Mythology and tradition . The greeks believed that the Oak was the first tree. The many mentions of the Oak in th eBible probaly refer to the Evergreen oak ( Quercus Ilex).

Baal, the god of the Canaanites is considered to be identical to the Roman Saturn, the Celtic Yiaoul and the British Yule. The Druids celebrated Yule-tide under the form of an Oak . They professed to maintain perpetual fire and every year the fires belonging to the people were extinguished and relighted from the sacred fire of the Druids. Hence the Yule-log. Until recently, it was a Devon tradition to light a fresh log on the fire but to take it off before it was consumed and reserve it to kindle the Christmas fire next year.( Johns)( Sometimes an Ash-log was used - hence the Devon tradition of the Ashen faggot (See wassailing))

Oak trees can live for many years and are often connected with major events. It is said that King Charles hid in the boughs of an oak tree when he was pursued by the Roundheads. ( in Shropshire)

At Tamerton Foliot, near Plymouth, an old tree in the centre of the village is known as the Coplestone Oak. It is said that, at this spot,the Lord of the Manor, Christopher Coplestone, lost his temper with his godson and stabbed him to death.

Ther is an old Druidic belief that oaks are sacred and possess special powers. It was said that if you carried an acorn in your pocket all the time you would remain looking youthful.

Sometimes the leaves develop growths,known as "galls" or "oak apples". These are a reaction to a gallwasp ( of the Cynipidae family) laying its eggs in the leaf. At one time gallic acid was extracted from these galls and was used in the manufacture of ink.

The seeds of the oak are named acorns
















There is a well-known folk song dedicated to the Oak.

One version was written in America in 1837 byHenry Fothergill Chorley.

But this English version was collected by the well known colector Alfred Williams from Thomas Larkin of Shrivenham, Berks

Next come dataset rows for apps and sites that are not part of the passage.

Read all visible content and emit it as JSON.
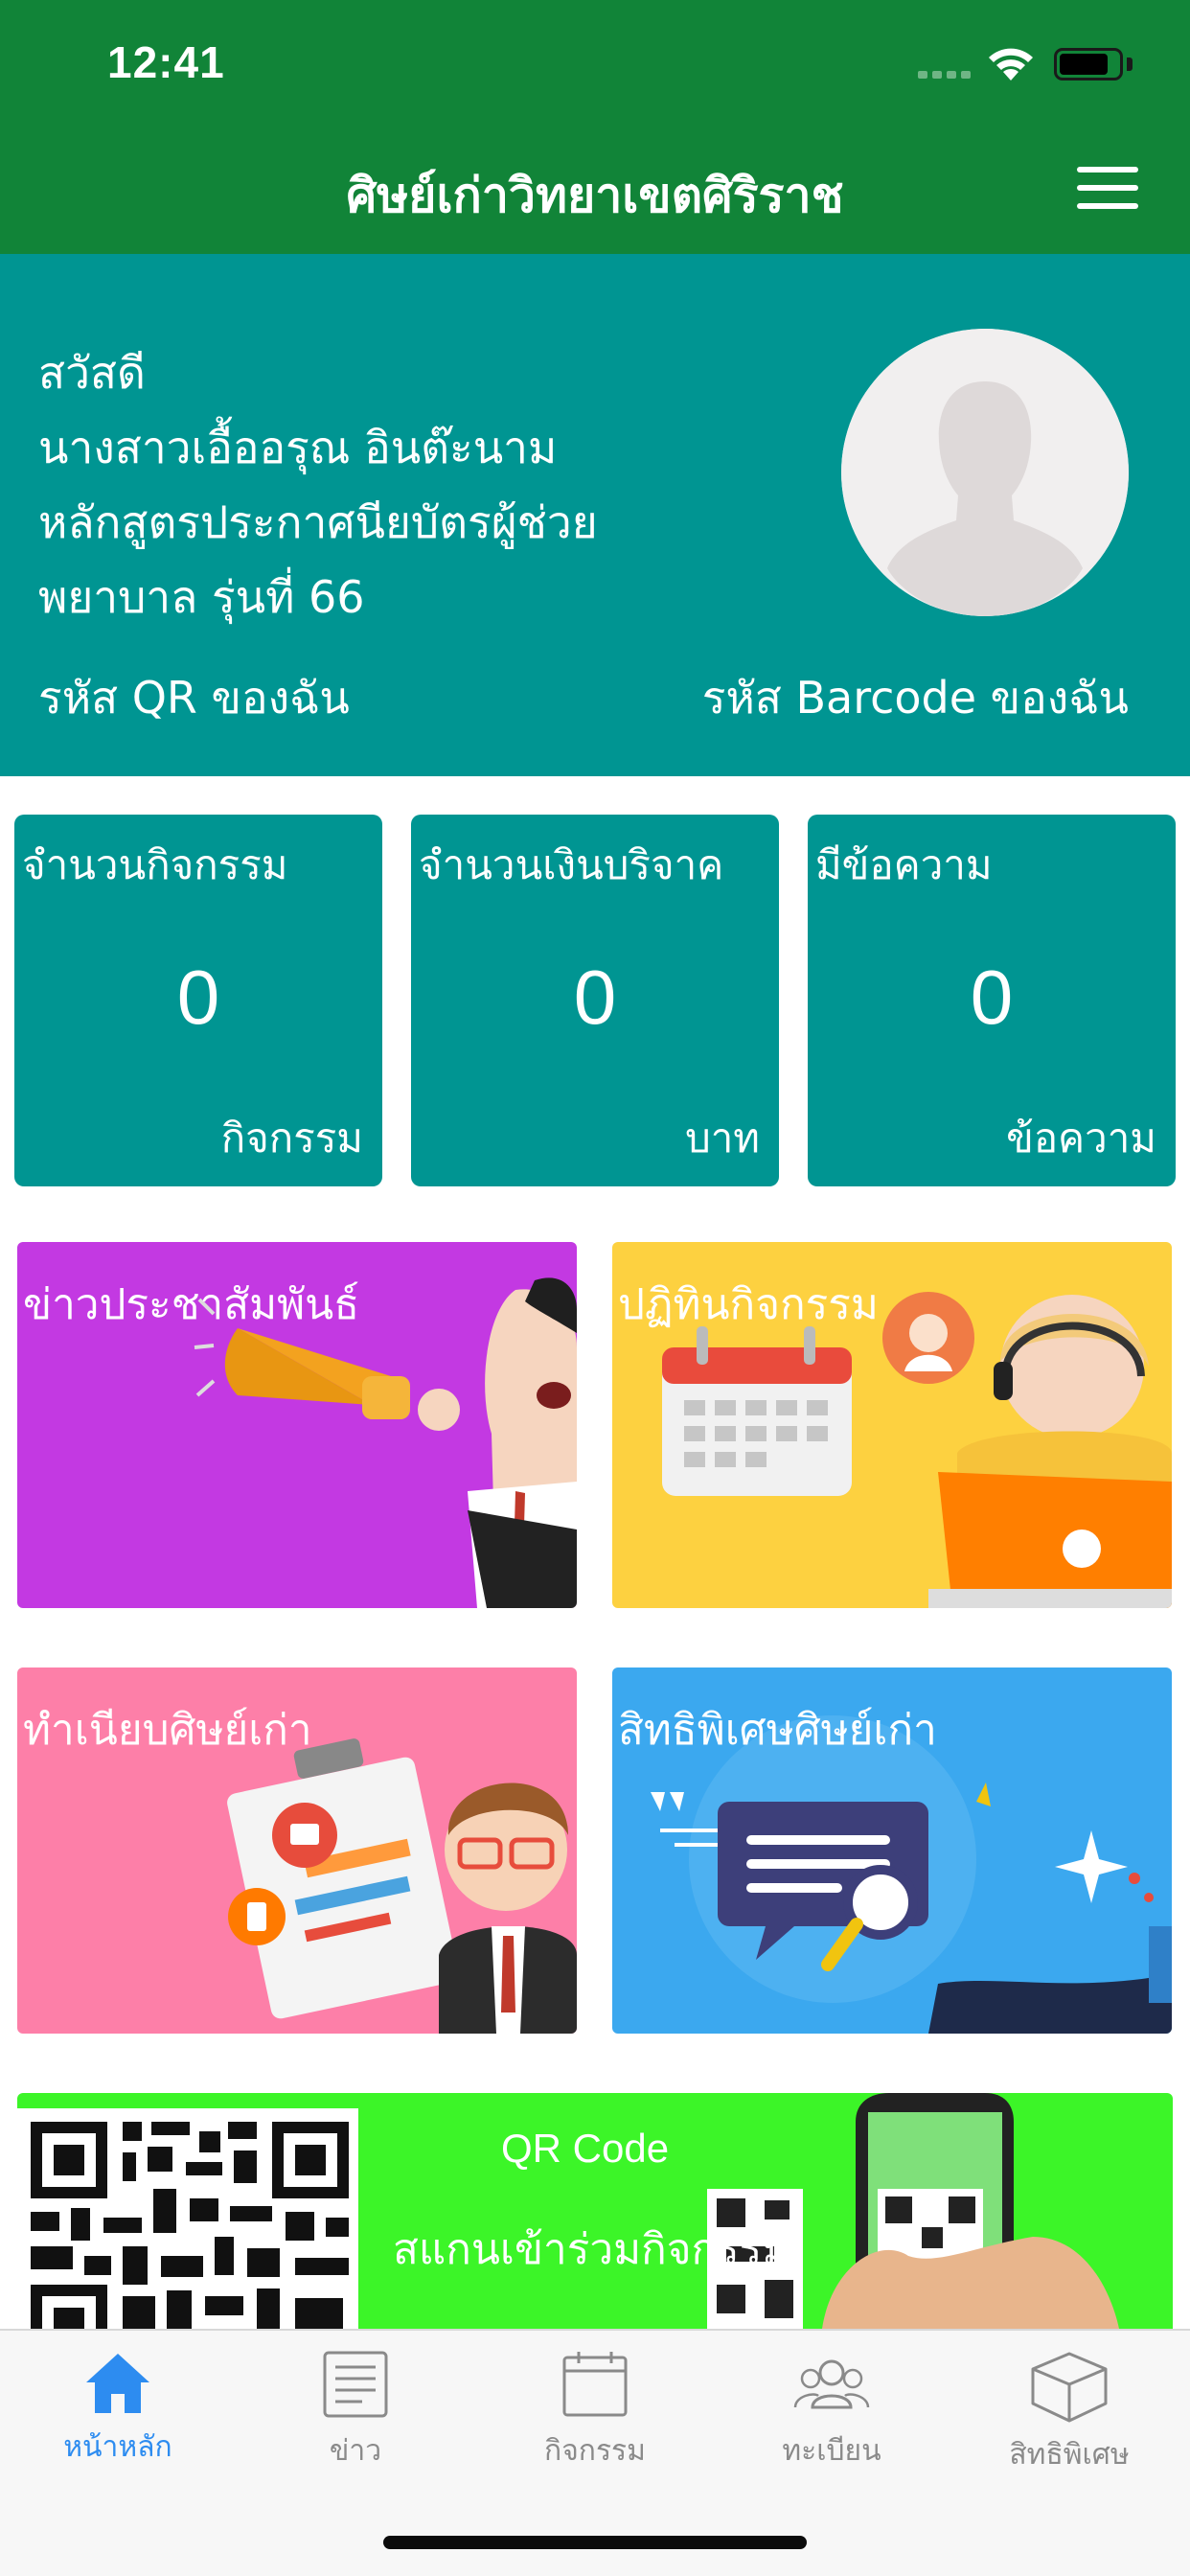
{
  "status_bar": {
    "time": "12:41"
  },
  "nav": {
    "title": "ศิษย์เก่าวิทยาเขตศิริราช",
    "menu_icon": "hamburger-menu-icon"
  },
  "profile": {
    "greeting": "สวัสดี",
    "name": "นางสาวเอื้ออรุณ อินต๊ะนาม",
    "program_line1": "หลักสูตรประกาศนียบัตรผู้ช่วย",
    "program_line2": "พยาบาล รุ่นที่ 66",
    "qr_link": "รหัส QR ของฉัน",
    "barcode_link": "รหัส Barcode ของฉัน",
    "avatar_icon": "user-avatar-placeholder"
  },
  "stats": [
    {
      "title": "จำนวนกิจกรรม",
      "value": "0",
      "unit": "กิจกรรม"
    },
    {
      "title": "จำนวนเงินบริจาค",
      "value": "0",
      "unit": "บาท"
    },
    {
      "title": "มีข้อความ",
      "value": "0",
      "unit": "ข้อความ"
    }
  ],
  "tiles": [
    {
      "label": "ข่าวประชาสัมพันธ์",
      "color": "#c339e2"
    },
    {
      "label": "ปฏิทินกิจกรรม",
      "color": "#fdd140"
    },
    {
      "label": "ทำเนียบศิษย์เก่า",
      "color": "#fd7fa8"
    },
    {
      "label": "สิทธิพิเศษศิษย์เก่า",
      "color": "#3ba8ef"
    }
  ],
  "qr_banner": {
    "title": "QR Code",
    "subtitle": "สแกนเข้าร่วมกิจกรรม",
    "color": "#3cf528"
  },
  "tabbar": {
    "items": [
      {
        "label": "หน้าหลัก",
        "icon": "home-icon",
        "active": true
      },
      {
        "label": "ข่าว",
        "icon": "news-icon",
        "active": false
      },
      {
        "label": "กิจกรรม",
        "icon": "calendar-icon",
        "active": false
      },
      {
        "label": "ทะเบียน",
        "icon": "people-icon",
        "active": false
      },
      {
        "label": "สิทธิพิเศษ",
        "icon": "box-icon",
        "active": false
      }
    ],
    "active_color": "#2d8cf0",
    "inactive_color": "#8a8a8a"
  },
  "colors": {
    "primary_green": "#118438",
    "teal": "#009592"
  }
}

Here's a song to the Oak, the brave old Oak,
That hath ruled in the greenwood long,
Here's health and renown to his broad green crown,
And his fifty arms so strong!
There's fear in his frown when the sun goes down
and the fire in the West fades out,
And he showeth his might on a wild midnight,
When the storms though the branches shout.

Then here's to the Oak, the brave old oak,
That stands in his pride alone;
And still flourish he, a hale green tree,
When a hundred years are gone.

In the days of old, when the spring with gold
Was lighting his branches grey,
Through the grass at his feet tripped maidens sweet
To gather the dews of May;
And all that day, to the rebeck gay,
They frolicked with lovesome swains;
They're gone, they're dead,in the churchyard laid,
But the tree it still remains.

He saw the rare times, when the Christmas chimes
Were a merry, merry sound to hear,
And the squire's wide hall and the cottage small,
Were filled with good English cheer;
Now gold hath its sway, we all obey,
And a ruthless king is he,
But he never shall send our ancient friend,
To be tossed on the stormy sea.





How to tell the difference between pedunculate and sessile oaks
Acorns are on stalks Acorns sit close to the branch


Other types found in the UK

Other Oak have been imported into the UK. One that can be found not too far away is the Holm or Evergreen Oak (Quercus Ilex). It was introduced from the Mediterranean in the sixteenth century. We found this one growing at Slapton Sands in South Devon in the temperate climate right at the bottom of the cliffs. It is often planted to give year-round shelter, particularly near the sea-side because of its resistance to salt-laden air. ( Hart and Raymond, 1973)